V70 XC AWD L5-2.4L Turbo VIN 56 B5254T (1998)
Transmission Cooler: All Technical Service Bulletins
A/T - Coolant Contamination Information
Retailer Technical Journal 16724
Coolant contamination in automatic transmissions
If using a printed copy of this Retailer Technical Journal, first check for the latest online version.
THIS DOCUMENT SUPERSEDES THE PREVIOUS VERSION OF RTJ 16724 (TNN 43-48) DATED 4-18-2007. Changes have been made to the
cooler and hose replacement guidelines. PLEASE UPDATE YOUR FILES.
The root cause for some automatic transmission failures is glycol contamination from the engine/transmission cooling system. Severe cases of
contamination are easy to detect by a visual inspection. The transmission fluid will have a milky appearance and there may be signs of transmission fluid
in the coolant reservoir. Less severe cases are impossible to detect without doing a chemical analysis of the transmission fluid. This slight contamination
is easy to overlook and will result in a repeat transmission failure.
A small leak from the cooling system into the transmission can cause driveability problems long before there are any visual signs of contamination.
SYMPTOMS OF COOLANT CONTAMINATION:
The most common symptom of coolant contamination is shudder; a high frequency vibration.

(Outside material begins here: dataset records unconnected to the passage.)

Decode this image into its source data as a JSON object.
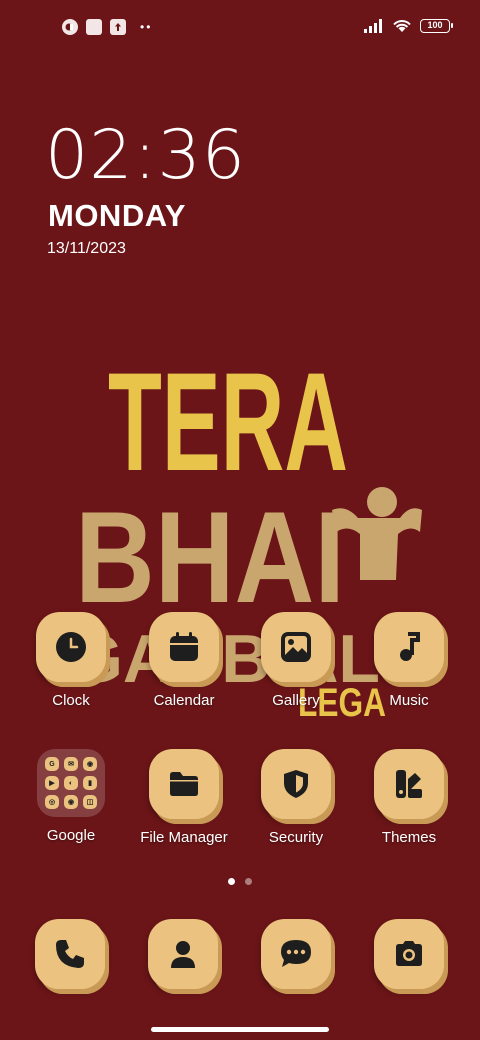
{
  "status_bar": {
    "battery": "100",
    "left_icons": [
      "notification-icon",
      "square-icon",
      "upload-icon"
    ],
    "right_icons": [
      "signal-icon",
      "wifi-icon",
      "battery-icon"
    ]
  },
  "lock_widget": {
    "time": "02:36",
    "day": "MONDAY",
    "date": "13/11/2023"
  },
  "wallpaper": {
    "line1": "TERA",
    "line2": "BHAI",
    "line3": "GABBIAL",
    "line4": "LEGA"
  },
  "apps_row1": [
    {
      "label": "Clock",
      "icon": "clock-icon"
    },
    {
      "label": "Calendar",
      "icon": "calendar-icon"
    },
    {
      "label": "Gallery",
      "icon": "image-icon"
    },
    {
      "label": "Music",
      "icon": "music-note-icon"
    }
  ],
  "apps_row2": [
    {
      "label": "Google",
      "icon": "folder-icon"
    },
    {
      "label": "File Manager",
      "icon": "folder-icon"
    },
    {
      "label": "Security",
      "icon": "shield-icon"
    },
    {
      "label": "Themes",
      "icon": "palette-icon"
    }
  ],
  "google_folder_items": [
    "G",
    "✉",
    "◉",
    "▶",
    "◐",
    "▮",
    "◎",
    "◉",
    "◫"
  ],
  "dock": [
    {
      "icon": "phone-icon"
    },
    {
      "icon": "contacts-icon"
    },
    {
      "icon": "messages-icon"
    },
    {
      "icon": "camera-icon"
    }
  ],
  "page_indicator": {
    "current": 1,
    "total": 2
  },
  "colors": {
    "background": "#6b1518",
    "icon_bg": "#ebc27f",
    "icon_glyph": "#1e1e1e",
    "wall_yellow": "#e9c44a",
    "wall_tan": "#c9a66e"
  }
}
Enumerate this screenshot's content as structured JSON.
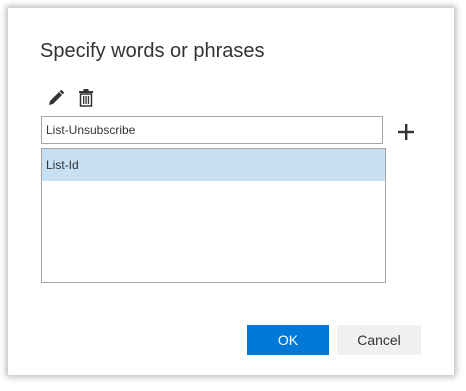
{
  "dialog": {
    "title": "Specify words or phrases",
    "input_value": "List-Unsubscribe",
    "list_items": [
      "List-Id"
    ],
    "ok_label": "OK",
    "cancel_label": "Cancel"
  },
  "icons": {
    "edit": "pencil-icon",
    "delete": "trash-icon",
    "add": "plus-icon"
  },
  "colors": {
    "accent": "#0078d7",
    "selected_row": "#c7e0f4"
  }
}
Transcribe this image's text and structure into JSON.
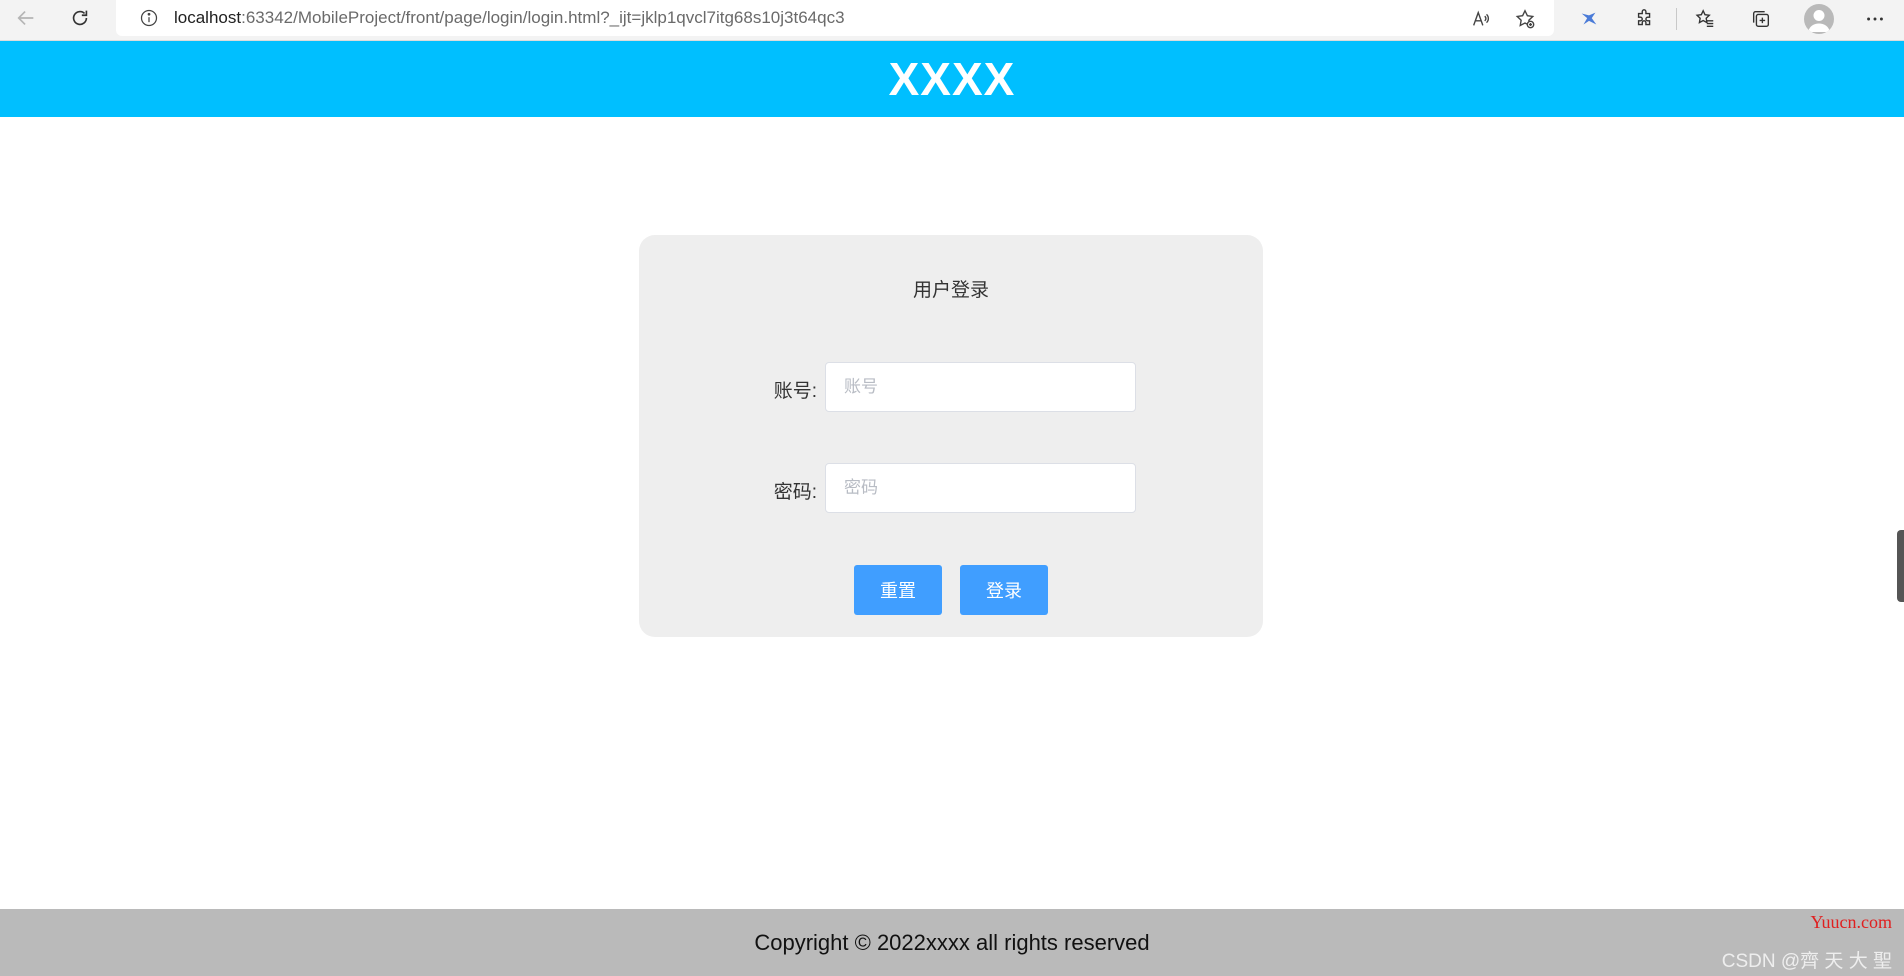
{
  "browser": {
    "url_host": "localhost",
    "url_rest": ":63342/MobileProject/front/page/login/login.html?_ijt=jklp1qvcl7itg68s10j3t64qc3"
  },
  "header": {
    "title": "XXXX",
    "bg_color": "#00bfff"
  },
  "login": {
    "title": "用户登录",
    "account_label": "账号:",
    "account_placeholder": "账号",
    "account_value": "",
    "password_label": "密码:",
    "password_placeholder": "密码",
    "password_value": "",
    "reset_label": "重置",
    "login_label": "登录",
    "button_color": "#409eff"
  },
  "footer": {
    "text": "Copyright © 2022xxxx all rights reserved"
  },
  "watermark": {
    "site": "Yuucn.com",
    "author": "CSDN @齊 天 大 聖"
  },
  "icons": {
    "back": "back-arrow-icon",
    "reload": "reload-icon",
    "info": "info-icon",
    "read_aloud": "read-aloud-icon",
    "add_favorite": "add-favorite-icon",
    "extension_bird": "bird-extension-icon",
    "extensions": "puzzle-icon",
    "favorites": "favorites-icon",
    "collections": "collections-icon",
    "profile": "avatar",
    "menu": "more-icon"
  }
}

On AW55 transmissions, the shudder normally occurs while in torque converter slipping lock-up mode. It is most easily reproduced by driving
slightly uphill at about 40 MPH (65KPH) in 4th or 5th gear with light pedal at 122°-158°F (50-70°C) transmission oil temperature.
On the GM4T65 transmission, the shudder normally occurs during upshifts.
On all transmissions, other symptoms such as harsh shifts, slipping, flare, loss of drive, other DTCs, etc... are possible but not likely.
The Volvo test kit, PN 30783360, will accurately detect even very low levels of glycol contamination in transmission oil. One test kit contains materials
to perform 25 tests.